Hackney Spacebank: Weeknotes w/c 23 April

Five things you need to know about Spacebank this week:

Sprint 3 is under way

We started the week with sprint planning. Our goal:

“Defining our measures for success, drilling down into what happens at the end of the library booking process, and sharing our progress with stakeholders via a show and tell.”

Paying for and accessing a library meeting room is the final piece of the puzzle in our user journey. This involves librarians, security staff, finance officers and the end user. To find out more, Winston has been out and about in the borough’s libraries armed with his trusty discussion guide, consent forms and a winning smile.

Mining the data

Joy, our service designer has been mining the data about library bookings. This is hard graft; I am suitably in awe of Joy’s eye for detail and rapid analysis. She’s been trawling through emails for information that will help us to understand:

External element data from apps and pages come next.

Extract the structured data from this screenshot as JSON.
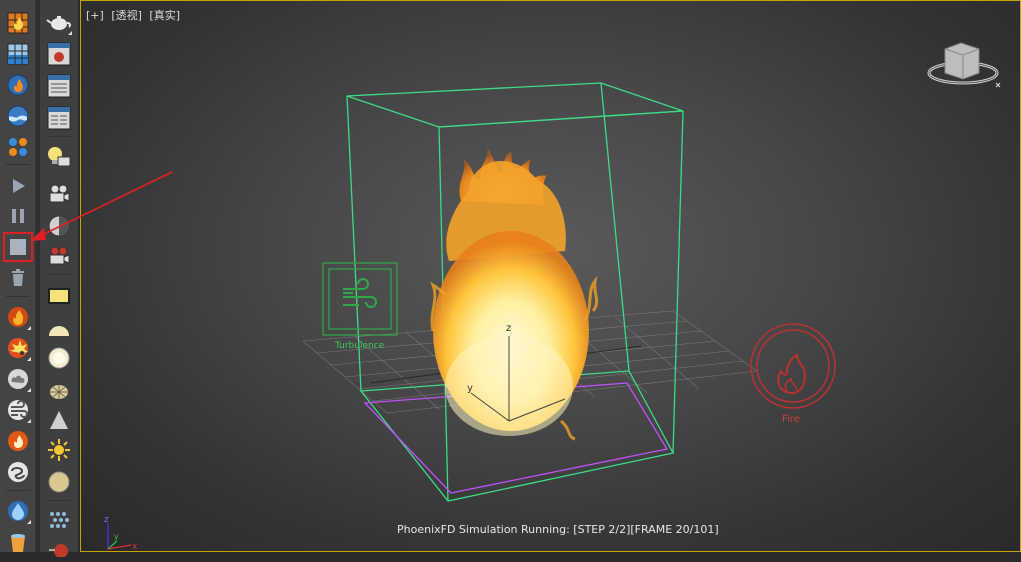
{
  "viewport": {
    "label_plus": "[+]",
    "label_view": "[透视]",
    "label_shading": "[真实]",
    "status": "PhoenixFD Simulation Running: [STEP 2/2][FRAME 20/101]",
    "gizmo_labels": {
      "turbulence": "Turbulence",
      "fire": "Fire"
    },
    "axis_labels": {
      "x": "x",
      "y": "y",
      "z": "z"
    }
  },
  "colors": {
    "accent_border": "#c8a400",
    "highlight_red": "#e02020",
    "grid_box": "#3ddc84",
    "turbulence_gizmo": "#2fa84a",
    "fire_gizmo": "#b83232",
    "selection_magenta": "#c050ff"
  },
  "left_toolbar": {
    "items": [
      {
        "name": "fire-grid-icon"
      },
      {
        "name": "liquid-grid-icon"
      },
      {
        "name": "fire-source-icon"
      },
      {
        "name": "liquid-source-icon"
      },
      {
        "name": "particle-dots-icon"
      },
      {
        "name": "play-icon"
      },
      {
        "name": "pause-icon"
      },
      {
        "name": "stop-icon",
        "highlighted": true
      },
      {
        "name": "trash-icon"
      },
      {
        "name": "fire-preset-icon"
      },
      {
        "name": "explosion-preset-icon"
      },
      {
        "name": "smoke-preset-icon"
      },
      {
        "name": "wind-preset-icon"
      },
      {
        "name": "fire-drop-icon"
      },
      {
        "name": "swirl-icon"
      },
      {
        "name": "water-drop-icon"
      },
      {
        "name": "bucket-icon"
      }
    ]
  },
  "right_toolbar": {
    "items": [
      {
        "name": "teapot-icon"
      },
      {
        "name": "render-frame-icon"
      },
      {
        "name": "render-setup-icon"
      },
      {
        "name": "material-editor-icon"
      },
      {
        "name": "light-bulb-icon"
      },
      {
        "name": "camera-icon"
      },
      {
        "name": "camera-lens-icon"
      },
      {
        "name": "video-camera-icon"
      },
      {
        "name": "plane-light-icon"
      },
      {
        "name": "dome-light-icon"
      },
      {
        "name": "sphere-light-icon"
      },
      {
        "name": "mesh-light-icon"
      },
      {
        "name": "cone-icon"
      },
      {
        "name": "sun-icon"
      },
      {
        "name": "ambient-sphere-icon"
      },
      {
        "name": "particle-grid-icon"
      },
      {
        "name": "red-ball-icon"
      }
    ]
  }
}
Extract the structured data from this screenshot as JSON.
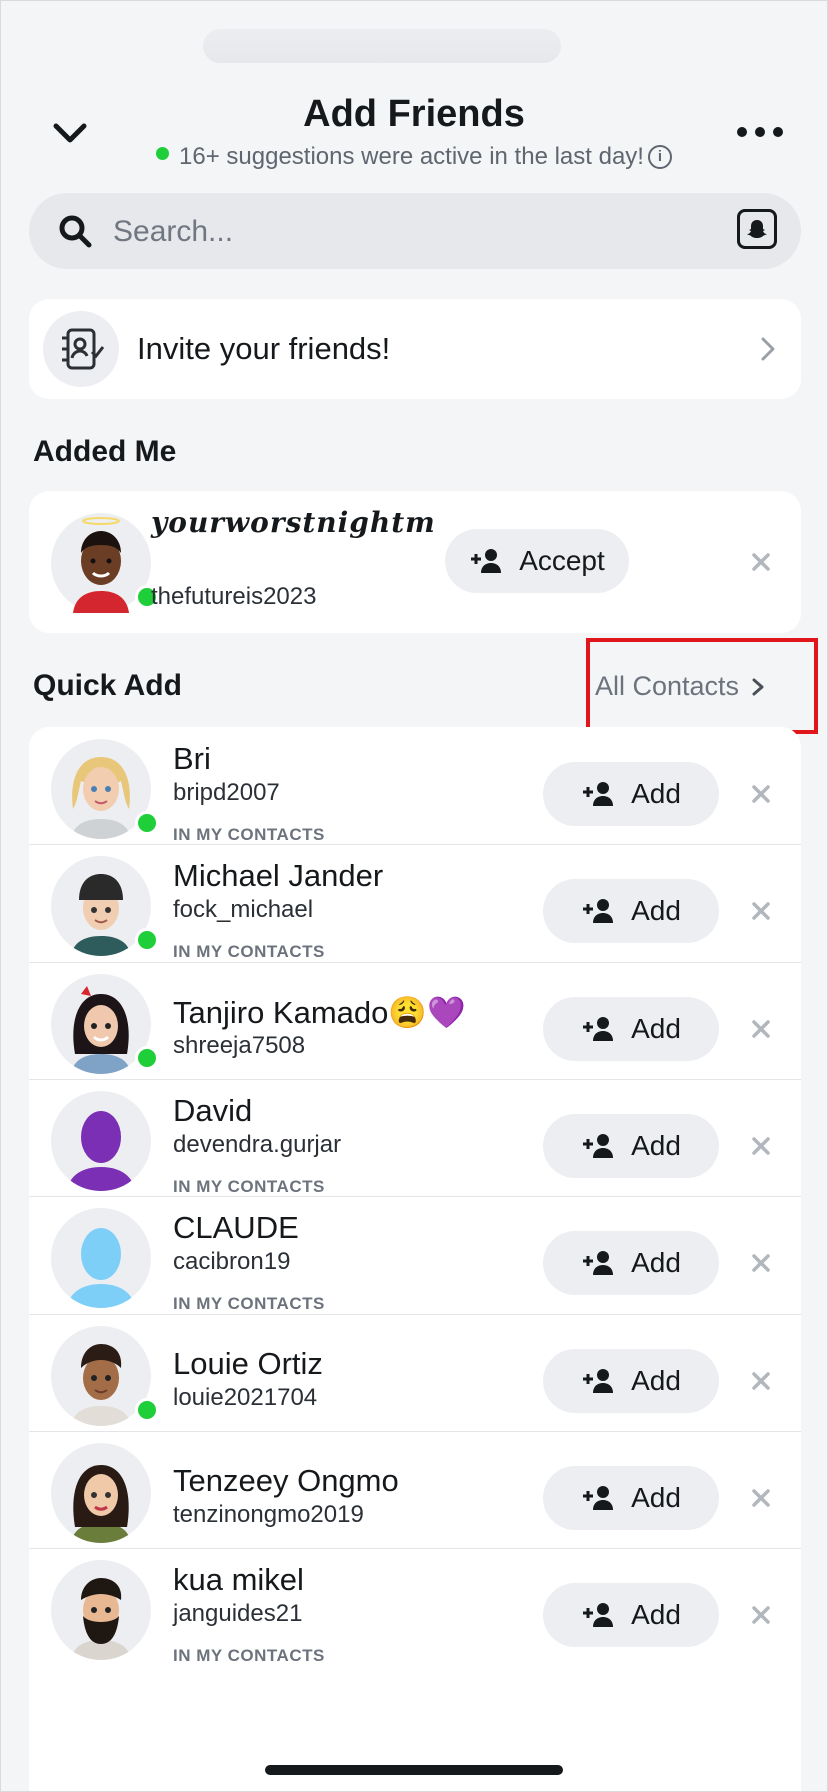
{
  "header": {
    "title": "Add Friends",
    "subtitle": "16+ suggestions were active in the last day!"
  },
  "search": {
    "placeholder": "Search..."
  },
  "invite": {
    "label": "Invite your friends!"
  },
  "added_me": {
    "heading": "Added Me",
    "entry": {
      "display_name": "𝒚𝒐𝒖𝒓𝒘𝒐𝒓𝒔𝒕𝒏𝒊𝒈𝒉𝒕𝒎",
      "username": "thefutureis2023",
      "action_label": "Accept",
      "online": true
    }
  },
  "quick_add": {
    "heading": "Quick Add",
    "all_contacts_label": "All Contacts",
    "action_label": "Add",
    "contact_tag": "IN MY CONTACTS",
    "items": [
      {
        "name": "Bri",
        "username": "bripd2007",
        "tag": "IN MY CONTACTS",
        "online": true
      },
      {
        "name": "Michael Jander",
        "username": "fock_michael",
        "tag": "IN MY CONTACTS",
        "online": true
      },
      {
        "name": "Tanjiro Kamado😩💜",
        "username": "shreeja7508",
        "tag": "",
        "online": true
      },
      {
        "name": "David",
        "username": "devendra.gurjar",
        "tag": "IN MY CONTACTS",
        "online": false
      },
      {
        "name": "CLAUDE",
        "username": "cacibron19",
        "tag": "IN MY CONTACTS",
        "online": false
      },
      {
        "name": "Louie Ortiz",
        "username": "louie2021704",
        "tag": "",
        "online": true
      },
      {
        "name": "Tenzeey Ongmo",
        "username": "tenzinongmo2019",
        "tag": "",
        "online": false
      },
      {
        "name": "kua mikel",
        "username": "janguides21",
        "tag": "IN MY CONTACTS",
        "online": false
      }
    ]
  },
  "colors": {
    "online": "#1ecf3a",
    "highlight": "#e0161b",
    "background": "#f4f5f7"
  }
}
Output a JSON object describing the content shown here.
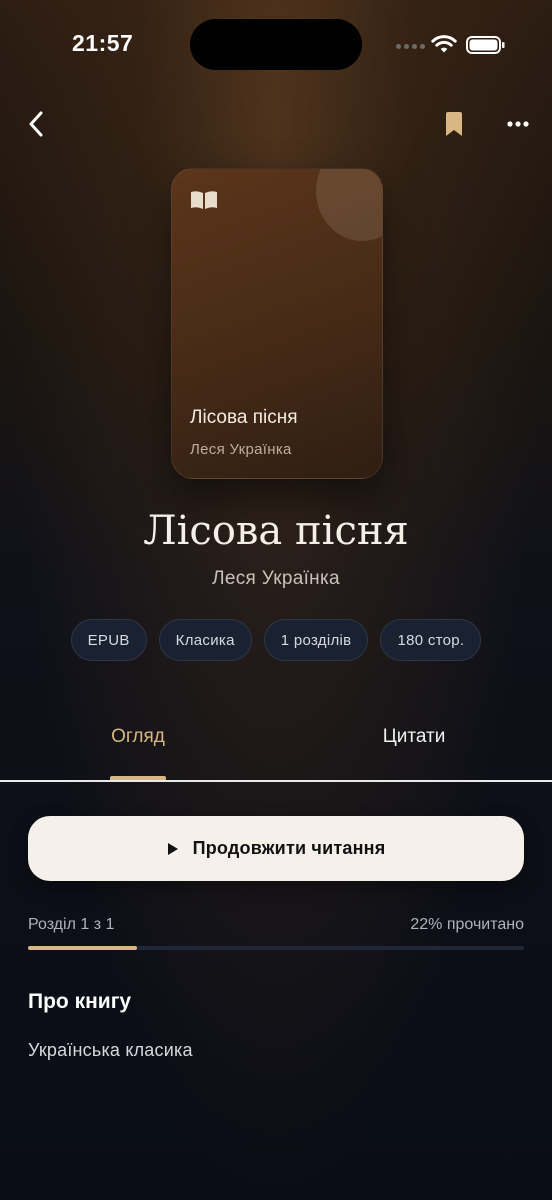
{
  "status_bar": {
    "time": "21:57"
  },
  "cover": {
    "title": "Лісова пісня",
    "author": "Леся Українка"
  },
  "book": {
    "title": "Лісова пісня",
    "author": "Леся Українка"
  },
  "chips": [
    "EPUB",
    "Класика",
    "1 розділів",
    "180 стор."
  ],
  "tabs": {
    "overview": "Огляд",
    "quotes": "Цитати"
  },
  "continue_button": {
    "label": "Продовжити читання"
  },
  "progress": {
    "chapter": "Розділ 1 з 1",
    "percent_label": "22% прочитано",
    "fraction": 0.22
  },
  "about": {
    "heading": "Про книгу",
    "text": "Українська класика"
  },
  "colors": {
    "accent": "#d8b784",
    "background": "#0a0d16",
    "button": "#f5f0ea"
  },
  "icons": [
    "back-chevron-icon",
    "bookmark-icon",
    "more-dots-icon",
    "book-open-icon",
    "play-icon",
    "wifi-icon",
    "battery-icon",
    "signal-icon"
  ]
}
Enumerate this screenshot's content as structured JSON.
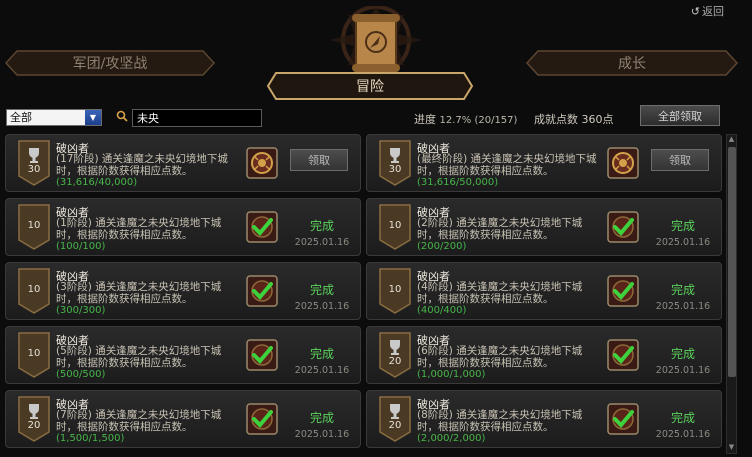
{
  "header": {
    "back_label": "返回",
    "tab_left": "军团/攻坚战",
    "tab_center": "冒险",
    "tab_right": "成长"
  },
  "toolbar": {
    "filter_value": "全部",
    "search_value": "未央",
    "progress_label": "进度",
    "progress_value": "12.7% (20/157)",
    "points_label": "成就点数",
    "points_value": "360点",
    "claim_all_label": "全部领取"
  },
  "cards": [
    {
      "title": "破凶者",
      "desc": "(17阶段) 通关逢魔之未央幻境地下城时，根据阶数获得相应点数。",
      "progress": "(31,616/40,000)",
      "points": "30",
      "state": "claim",
      "action": "领取"
    },
    {
      "title": "破凶者",
      "desc": "(最终阶段) 通关逢魔之未央幻境地下城时，根据阶数获得相应点数。",
      "progress": "(31,616/50,000)",
      "points": "30",
      "state": "claim",
      "action": "领取"
    },
    {
      "title": "破凶者",
      "desc": "(1阶段) 通关逢魔之未央幻境地下城时，根据阶数获得相应点数。",
      "progress": "(100/100)",
      "points": "10",
      "state": "done",
      "action": "完成",
      "date": "2025.01.16"
    },
    {
      "title": "破凶者",
      "desc": "(2阶段) 通关逢魔之未央幻境地下城时，根据阶数获得相应点数。",
      "progress": "(200/200)",
      "points": "10",
      "state": "done",
      "action": "完成",
      "date": "2025.01.16"
    },
    {
      "title": "破凶者",
      "desc": "(3阶段) 通关逢魔之未央幻境地下城时，根据阶数获得相应点数。",
      "progress": "(300/300)",
      "points": "10",
      "state": "done",
      "action": "完成",
      "date": "2025.01.16"
    },
    {
      "title": "破凶者",
      "desc": "(4阶段) 通关逢魔之未央幻境地下城时，根据阶数获得相应点数。",
      "progress": "(400/400)",
      "points": "10",
      "state": "done",
      "action": "完成",
      "date": "2025.01.16"
    },
    {
      "title": "破凶者",
      "desc": "(5阶段) 通关逢魔之未央幻境地下城时，根据阶数获得相应点数。",
      "progress": "(500/500)",
      "points": "10",
      "state": "done",
      "action": "完成",
      "date": "2025.01.16"
    },
    {
      "title": "破凶者",
      "desc": "(6阶段) 通关逢魔之未央幻境地下城时，根据阶数获得相应点数。",
      "progress": "(1,000/1,000)",
      "points": "20",
      "state": "done",
      "action": "完成",
      "date": "2025.01.16"
    },
    {
      "title": "破凶者",
      "desc": "(7阶段) 通关逢魔之未央幻境地下城时，根据阶数获得相应点数。",
      "progress": "(1,500/1,500)",
      "points": "20",
      "state": "done",
      "action": "完成",
      "date": "2025.01.16"
    },
    {
      "title": "破凶者",
      "desc": "(8阶段) 通关逢魔之未央幻境地下城时，根据阶数获得相应点数。",
      "progress": "(2,000/2,000)",
      "points": "20",
      "state": "done",
      "action": "完成",
      "date": "2025.01.16"
    }
  ],
  "colors": {
    "accent_gold": "#8a6a3a",
    "complete_green": "#5bd25b",
    "progress_green": "#47b54a"
  }
}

  • Where we can co-design improvements which will smooth out the booking experience for users
  • What we can measure to determine whether or not we are making a positive difference

Preparing for show and tell

Seeking a bit of inspiration, we prepared for our show and tell by playing the anti-problem game. Planning for “the world’s worst show and tell” was a lot of fun, but importantly it helped us think differently about how we could communicate clearly and creatively. In particular, we are thinking about how to engage attendees more effectively so we get quality feedback on our progress.

Front end developer – unblocked!

I have written about recruitment challenges in previous weeknotes. I’m delighted to say that Sebastian will be joining the team on Monday. Getting this recruitment over the line has been a joint effort with Susan McFarland and Nic Teeman. A problem shared is a problem halved as the saying goes!

Testing, testing, testing

We are over half way into our prototyping phase. We’re getting ready for some rapid testing and iteration in sprints 4 and 5. Central to these early conversations is challenging ourselves to ask the right questions. These tests will put our assumptions under close scrutiny. What we learn over the next couple of sprints will be the foundation of our MVP.